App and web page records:
┄┄┄┄┄┄
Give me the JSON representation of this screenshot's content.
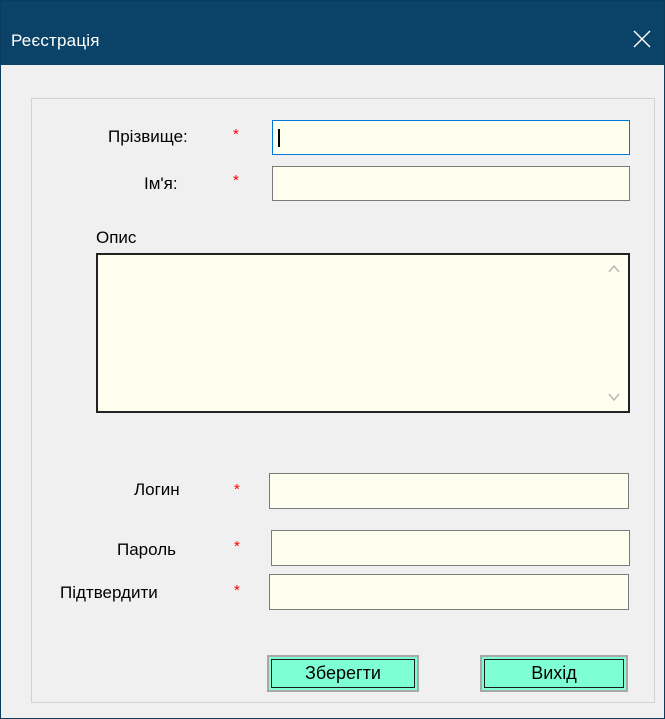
{
  "window": {
    "title": "Реєстрація",
    "close_symbol": "✕"
  },
  "form": {
    "surname_label": "Прізвище:",
    "name_label": "Ім'я:",
    "description_label": "Опис",
    "login_label": "Логин",
    "password_label": "Пароль",
    "confirm_label": "Підтвердити",
    "required_mark": "*",
    "surname_value": "",
    "name_value": "",
    "description_value": "",
    "login_value": "",
    "password_value": "",
    "confirm_value": ""
  },
  "buttons": {
    "save_label": "Зберегти",
    "exit_label": "Вихід"
  },
  "colors": {
    "titlebar": "#0b4267",
    "field_background": "#fffff0",
    "button_background": "#7fffd4",
    "required": "#ff0000",
    "focus_border": "#0078d7"
  }
}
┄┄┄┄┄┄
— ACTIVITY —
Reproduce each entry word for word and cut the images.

— TASK RESULT —
Give me the JSON representation of this screenshot's content.
{
  "window": {
    "title": "Реєстрація",
    "close_symbol": "✕"
  },
  "form": {
    "surname_label": "Прізвище:",
    "name_label": "Ім'я:",
    "description_label": "Опис",
    "login_label": "Логин",
    "password_label": "Пароль",
    "confirm_label": "Підтвердити",
    "required_mark": "*",
    "surname_value": "",
    "name_value": "",
    "description_value": "",
    "login_value": "",
    "password_value": "",
    "confirm_value": ""
  },
  "buttons": {
    "save_label": "Зберегти",
    "exit_label": "Вихід"
  },
  "colors": {
    "titlebar": "#0b4267",
    "field_background": "#fffff0",
    "button_background": "#7fffd4",
    "required": "#ff0000",
    "focus_border": "#0078d7"
  }
}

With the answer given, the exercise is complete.